Latest strong jobs figures 'doesn't mean all's well' says small business chief
THE north's labour market continued to perform strongly in the May-July quarter as the jobless rate and the number of people deemed economically inactive both decreased.
And the rate of employment hit record high as workers' wages continue to surge higher, according to latest government figures.
The number of people in work in Northern Ireland rose by 1,380 over the quarter (and 14,020 in the year so far) to 778,890.
The region's rate of unemployment dropped a further 0.3 per cent to a record low of 2.8 per cent, which is below that for the UK as a whole (3.8 per cent) and the rate of both the Republic (4.6 per cent) and EU (6.3 per cent).
But a total of 331 redundancies were proposed in August, a significant increase on the previous monthly total of 90.
The latest market report also showed that there were 18,607 job vacancies in Northern Ireland in the May-July period.
However, according to small businesses boss Tina McKenzie, the latest strong employment figures "do not mean all is well".
The Federation of Small Businesses regional policy chair said: “While these positive stats should be welcomed, demonstrating the adaptability of Northern Ireland SMEs who continue to create jobs in a difficult climate, there are other warning signs that all is not well in the local economy.
“Data released over the past week has shown that business start-ups in Northern Ireland have decreased by 15 per cent in 2018. Meanwhile, other research has shown output is down across all sectors of the economy, with manufacturing and construction particularly hit.
“In this context, FSB has called on the chancellor to bring forward an emergency budget to help stimulate the economy, by using measures such as cutting VAT and employers national insurance contributions."
Ms McKenzie added: “The best way politicians can rebuild confidence among local businesses is to find agreement which avoids a no-deal Brexit and restore devolved government so decisions can be made and key projects advanced.”
The high level of employment has also been linked to the record-high percentage of women aged between 16 and 64 in work, which UK-wide remained at 72.1 per cent.
Average earnings, which include bonuses, had the fastest rate of growth since May 2008 as they increased by 4 per cent compared with 3.8 per cent in the previous month.
David Freeman, head of labour market statistics for the Office for National Statistics, said: "The employment rate has remained fairly constant at a joint record high for some months now, while the unemployment rate was last lower at the end of 1974.
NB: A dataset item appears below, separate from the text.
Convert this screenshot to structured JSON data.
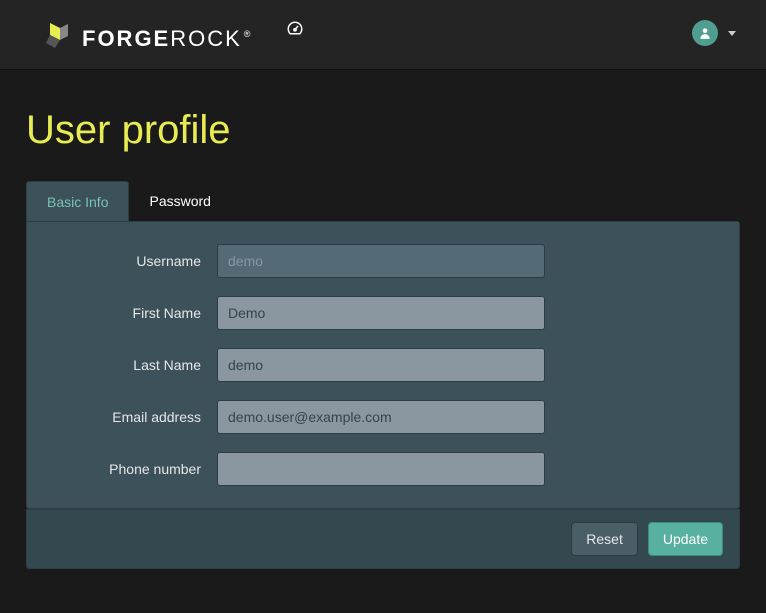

"Vacancies continue to fall back from recent record highs, with much of this decline coming from small businesses.
"Including bonuses, wages are now growing at 4 per cent a year in cash terms for the first time since 2008.
"Once adjusted for inflation, they have now gone above 2 per cent for the first time in nearly four years."